Add in the fact that WalMart is pulling/reducing its music inventory, which can’t be a good thing for the Labels either… all of which leaves me scratching my head as to where these guys plan on making money (Not online and not in store- that doesn’t leave many options.)

So what’s next, who’s going to start the Music Revolution (or has it already quietly begun)?

(thnx to datsuncog for the tape pic)

iTunes Downloads- 5 Billion Served

Apple announced today that iTunes downloads have now topped 5 billion. I posted back in January 2007 that iTunes had hit 2 billion purchases…

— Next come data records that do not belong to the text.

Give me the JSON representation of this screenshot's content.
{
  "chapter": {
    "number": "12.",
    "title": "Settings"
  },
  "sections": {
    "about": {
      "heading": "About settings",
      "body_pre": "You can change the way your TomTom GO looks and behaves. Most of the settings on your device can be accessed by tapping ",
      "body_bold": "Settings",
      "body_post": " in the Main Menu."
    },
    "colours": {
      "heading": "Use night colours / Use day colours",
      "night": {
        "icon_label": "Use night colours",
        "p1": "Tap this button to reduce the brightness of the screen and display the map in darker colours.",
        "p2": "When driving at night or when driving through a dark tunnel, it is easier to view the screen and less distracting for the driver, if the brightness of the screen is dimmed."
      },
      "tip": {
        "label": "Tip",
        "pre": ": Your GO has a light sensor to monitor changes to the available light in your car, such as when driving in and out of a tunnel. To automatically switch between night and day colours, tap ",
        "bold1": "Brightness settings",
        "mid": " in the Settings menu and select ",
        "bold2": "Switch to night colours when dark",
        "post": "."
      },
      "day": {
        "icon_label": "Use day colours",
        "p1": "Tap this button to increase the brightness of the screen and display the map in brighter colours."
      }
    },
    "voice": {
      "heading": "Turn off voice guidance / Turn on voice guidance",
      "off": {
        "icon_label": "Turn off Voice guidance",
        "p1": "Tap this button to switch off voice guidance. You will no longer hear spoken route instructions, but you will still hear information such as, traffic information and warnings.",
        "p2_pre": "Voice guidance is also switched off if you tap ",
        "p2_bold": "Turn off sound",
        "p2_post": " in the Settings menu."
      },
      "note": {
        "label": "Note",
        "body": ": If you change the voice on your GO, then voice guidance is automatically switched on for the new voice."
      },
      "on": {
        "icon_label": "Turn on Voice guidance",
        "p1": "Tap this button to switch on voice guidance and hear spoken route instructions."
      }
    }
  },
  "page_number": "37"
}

I note we’re now comparing downloads with purchases- which may or most likely may not- be the same thing, but the growth curve looks very impressive:

It’s worth highlighting that the number of weeks required for the second 2 billion downloads took less than half the time that it took to reach the first 2 billion…hence the exponential curve, not a straight line…the rate of change growth is accelerating… Ray Kurtzweil would be pleased to see exponential growth in action.

How to make your customers very unhappy

Radiohead have taken their fate into their own hands– they’ve refused to sell their new album through iTunes (and apparently other online stores as well). I don’t think you can buy physical CDs either.

Normally, I would cheer them on, but…

The problem is, YOU CAN’T DOWNLOAD THE MUSIC. I put their release date in my calendar (I’m a pretty big radiohead fan). Went to the site on the 10th of October. The site was crashed. Went back this weekend. Site not working. (I did manage to read something about the new album, but almost went BLIND trying to read their website.)

Do I go back and try to download the album again? Or should I now boycott Radiohead until they release their music on iTunes where it’s convenient for me?

Steve Jobs had a good point- most people would prefer to pay $9.99 for an album rather than “work for minimum wage” to download an album for free (or even £1). I happily bought Thom Yorke’s Eraser on iTunes. One click an it was on my iPod.

I’ve actually spent more time trying to get the new Radiohead album than its taken to write this rant (which is far, far to long). Maybe someone will be kind enough to download the music, burn it on a CD and give it to me for my birthday.